Design principles for achieving lower system costs in TV The cost advantages offered by the latest generation of TVs SOCs can be attributed to technology advancements in the ADC. Until recently, ADCs with the necessary dynamic range had a large die size and high power consumption making it difficult to effectively integrate the SAW filter function into the SOC. ADC dynamic range refers to the range of signals that can be digitized by the ADC. The relative level between the undesired (U) and desired (D) channels (U/D ratio), CNR (carrier-to-noise ratio determined by modulation method), and required margin determines the dynamic range of the ADC as shown in Figure 3.
Figure 3: ADC dynamic range
To meet system dynamic range requirements, previous generation TV systems had to use multiple external SAW filters. SAW filter characteristics depend on the U/D ratio as specified by the field condition or performance standard as shown in Figure 4. The stronger the undesired channel, the more complex a filter profile required. This filtering function adds significant cost to the overall TV BOM (bill-of-materials) especially as a filter that is integrated into most silicon tuner chips.
Figure 4: Filtering characteristics
ADCs with a much smaller die area, low power consumption and wide dynamic range are now widely available. As discussed earlier, these advanced ADCs have enabled SOC manufacturers to integrate the IF AGC amplification, digital and analog demodulation, and SAW filtering.
At the same time, many silicon tuners have retained full SAW filtering, and some chips still include analog demodulation.
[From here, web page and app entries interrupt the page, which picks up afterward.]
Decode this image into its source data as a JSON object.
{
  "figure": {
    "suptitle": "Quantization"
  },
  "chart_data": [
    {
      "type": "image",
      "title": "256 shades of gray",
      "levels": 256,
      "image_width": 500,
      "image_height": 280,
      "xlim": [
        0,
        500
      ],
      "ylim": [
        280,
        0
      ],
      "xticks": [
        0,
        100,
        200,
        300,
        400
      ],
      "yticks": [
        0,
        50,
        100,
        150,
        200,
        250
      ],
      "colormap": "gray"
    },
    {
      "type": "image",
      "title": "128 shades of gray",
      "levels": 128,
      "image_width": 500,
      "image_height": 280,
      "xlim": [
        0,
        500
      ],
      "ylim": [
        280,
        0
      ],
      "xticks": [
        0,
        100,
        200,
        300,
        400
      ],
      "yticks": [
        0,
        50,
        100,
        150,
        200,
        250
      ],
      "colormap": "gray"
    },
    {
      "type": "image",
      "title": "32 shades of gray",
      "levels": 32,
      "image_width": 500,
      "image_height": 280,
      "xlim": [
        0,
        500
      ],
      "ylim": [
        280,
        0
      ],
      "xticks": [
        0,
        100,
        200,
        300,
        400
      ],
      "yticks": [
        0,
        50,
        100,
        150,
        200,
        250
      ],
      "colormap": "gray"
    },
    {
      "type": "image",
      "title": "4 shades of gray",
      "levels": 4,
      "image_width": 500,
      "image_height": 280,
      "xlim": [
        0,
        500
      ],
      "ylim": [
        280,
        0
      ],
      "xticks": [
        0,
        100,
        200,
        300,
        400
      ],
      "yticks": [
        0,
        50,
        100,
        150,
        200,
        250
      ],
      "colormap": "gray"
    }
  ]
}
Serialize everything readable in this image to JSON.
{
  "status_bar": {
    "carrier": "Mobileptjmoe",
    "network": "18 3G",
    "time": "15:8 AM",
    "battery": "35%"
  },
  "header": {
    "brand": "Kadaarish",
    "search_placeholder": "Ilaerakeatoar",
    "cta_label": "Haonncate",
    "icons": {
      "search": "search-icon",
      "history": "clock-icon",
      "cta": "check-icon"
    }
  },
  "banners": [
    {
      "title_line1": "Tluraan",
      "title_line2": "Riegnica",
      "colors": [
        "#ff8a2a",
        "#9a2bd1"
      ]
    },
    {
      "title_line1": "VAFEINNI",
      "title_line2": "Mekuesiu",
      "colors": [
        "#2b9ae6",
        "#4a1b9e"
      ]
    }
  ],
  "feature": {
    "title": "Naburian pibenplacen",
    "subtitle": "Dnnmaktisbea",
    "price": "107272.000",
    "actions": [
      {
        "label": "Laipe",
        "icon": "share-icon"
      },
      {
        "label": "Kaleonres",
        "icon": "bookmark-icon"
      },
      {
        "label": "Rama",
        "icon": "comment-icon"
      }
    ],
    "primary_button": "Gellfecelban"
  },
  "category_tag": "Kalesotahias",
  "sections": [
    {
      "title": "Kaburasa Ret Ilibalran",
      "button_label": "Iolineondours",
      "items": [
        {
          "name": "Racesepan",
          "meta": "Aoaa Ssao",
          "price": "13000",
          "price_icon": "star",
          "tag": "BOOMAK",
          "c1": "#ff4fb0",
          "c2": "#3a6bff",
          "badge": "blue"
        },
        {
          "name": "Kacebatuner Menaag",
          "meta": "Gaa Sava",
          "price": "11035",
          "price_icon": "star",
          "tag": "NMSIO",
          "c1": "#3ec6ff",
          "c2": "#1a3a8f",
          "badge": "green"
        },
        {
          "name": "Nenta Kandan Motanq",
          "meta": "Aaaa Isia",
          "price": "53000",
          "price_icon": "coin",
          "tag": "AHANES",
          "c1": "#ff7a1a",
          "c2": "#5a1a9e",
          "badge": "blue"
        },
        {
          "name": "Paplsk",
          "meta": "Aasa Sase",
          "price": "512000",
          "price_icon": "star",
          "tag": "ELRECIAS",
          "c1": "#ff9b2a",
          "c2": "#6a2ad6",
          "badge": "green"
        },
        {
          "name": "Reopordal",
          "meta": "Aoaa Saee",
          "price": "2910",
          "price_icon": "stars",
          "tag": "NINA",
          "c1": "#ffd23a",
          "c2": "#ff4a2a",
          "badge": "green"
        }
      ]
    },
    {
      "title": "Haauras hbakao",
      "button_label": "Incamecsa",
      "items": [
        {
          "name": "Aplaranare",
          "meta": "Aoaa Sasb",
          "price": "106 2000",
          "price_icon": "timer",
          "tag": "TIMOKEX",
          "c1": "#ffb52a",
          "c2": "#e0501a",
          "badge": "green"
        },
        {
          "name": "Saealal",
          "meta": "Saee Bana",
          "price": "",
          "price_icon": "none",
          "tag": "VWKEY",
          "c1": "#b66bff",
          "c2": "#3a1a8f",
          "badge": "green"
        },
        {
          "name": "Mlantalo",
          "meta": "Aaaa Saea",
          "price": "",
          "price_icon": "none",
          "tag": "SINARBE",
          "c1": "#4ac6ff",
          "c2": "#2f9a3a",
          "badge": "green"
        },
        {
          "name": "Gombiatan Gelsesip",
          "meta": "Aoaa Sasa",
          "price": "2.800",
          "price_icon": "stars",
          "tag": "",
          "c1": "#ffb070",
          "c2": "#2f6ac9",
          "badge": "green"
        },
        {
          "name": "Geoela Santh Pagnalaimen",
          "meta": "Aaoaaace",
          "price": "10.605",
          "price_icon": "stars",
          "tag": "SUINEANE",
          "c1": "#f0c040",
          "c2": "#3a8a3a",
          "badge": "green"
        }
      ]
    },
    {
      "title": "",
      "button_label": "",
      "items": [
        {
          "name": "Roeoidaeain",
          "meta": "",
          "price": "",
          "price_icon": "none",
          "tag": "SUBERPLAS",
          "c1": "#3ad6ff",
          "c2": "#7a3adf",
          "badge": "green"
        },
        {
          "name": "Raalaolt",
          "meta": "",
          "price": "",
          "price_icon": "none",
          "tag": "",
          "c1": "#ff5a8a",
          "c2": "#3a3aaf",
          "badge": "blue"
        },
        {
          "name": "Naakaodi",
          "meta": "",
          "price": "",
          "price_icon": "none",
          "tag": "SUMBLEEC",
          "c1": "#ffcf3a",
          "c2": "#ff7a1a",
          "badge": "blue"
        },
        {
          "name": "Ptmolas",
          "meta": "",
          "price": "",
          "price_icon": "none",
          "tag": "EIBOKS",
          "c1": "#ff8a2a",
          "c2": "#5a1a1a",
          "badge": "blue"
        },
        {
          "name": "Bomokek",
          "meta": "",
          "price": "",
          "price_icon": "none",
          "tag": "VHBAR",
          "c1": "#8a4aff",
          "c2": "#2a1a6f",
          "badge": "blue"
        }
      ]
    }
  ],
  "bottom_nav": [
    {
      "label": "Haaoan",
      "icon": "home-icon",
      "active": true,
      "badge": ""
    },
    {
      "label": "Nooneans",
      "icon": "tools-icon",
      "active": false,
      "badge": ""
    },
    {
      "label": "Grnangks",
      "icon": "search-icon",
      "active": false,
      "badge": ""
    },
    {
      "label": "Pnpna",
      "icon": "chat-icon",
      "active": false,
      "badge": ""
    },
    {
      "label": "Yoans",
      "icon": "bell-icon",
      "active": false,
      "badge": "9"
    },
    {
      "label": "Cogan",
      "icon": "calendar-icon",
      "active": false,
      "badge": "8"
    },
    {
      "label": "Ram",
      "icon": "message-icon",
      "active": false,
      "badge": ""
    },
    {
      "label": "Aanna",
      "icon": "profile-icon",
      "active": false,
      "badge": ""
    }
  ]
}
The duplication of these functions adds unnecessary system cost and complexity as shown in Figure 5. These functions are implemented most cost-effectively in digital in the SOC rather than in more expensive RF processes used by many silicon tuners today.
Figure 5: Many existing silicon tuners duplicate SAW filtering already in today’s SOCs